» Prompt: Each record has to be repeated exactly as given.
══ Dataset entries
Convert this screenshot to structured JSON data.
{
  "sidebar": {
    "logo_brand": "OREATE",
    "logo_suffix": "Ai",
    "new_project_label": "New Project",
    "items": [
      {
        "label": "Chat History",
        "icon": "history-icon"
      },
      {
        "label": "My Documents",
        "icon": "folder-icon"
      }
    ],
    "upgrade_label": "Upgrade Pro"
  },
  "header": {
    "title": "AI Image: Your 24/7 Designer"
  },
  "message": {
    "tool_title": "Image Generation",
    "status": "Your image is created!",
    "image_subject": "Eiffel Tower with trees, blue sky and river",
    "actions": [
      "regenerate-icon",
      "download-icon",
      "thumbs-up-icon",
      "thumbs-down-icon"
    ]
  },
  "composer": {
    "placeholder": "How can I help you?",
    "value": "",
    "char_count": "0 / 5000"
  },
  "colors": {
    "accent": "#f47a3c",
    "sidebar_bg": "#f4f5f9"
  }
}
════
» Answer for the task:
Convert this screenshot to structured JSON data.
{
  "sidebar": {
    "logo_brand": "OREATE",
    "logo_suffix": "Ai",
    "new_project_label": "New Project",
    "items": [
      {
        "label": "Chat History",
        "icon": "history-icon"
      },
      {
        "label": "My Documents",
        "icon": "folder-icon"
      }
    ],
    "upgrade_label": "Upgrade Pro"
  },
  "header": {
    "title": "AI Image: Your 24/7 Designer"
  },
  "message": {
    "tool_title": "Image Generation",
    "status": "Your image is created!",
    "image_subject": "Eiffel Tower with trees, blue sky and river",
    "actions": [
      "regenerate-icon",
      "download-icon",
      "thumbs-up-icon",
      "thumbs-down-icon"
    ]
  },
  "composer": {
    "placeholder": "How can I help you?",
    "value": "",
    "char_count": "0 / 5000"
  },
  "colors": {
    "accent": "#f47a3c",
    "sidebar_bg": "#f4f5f9"
  }
}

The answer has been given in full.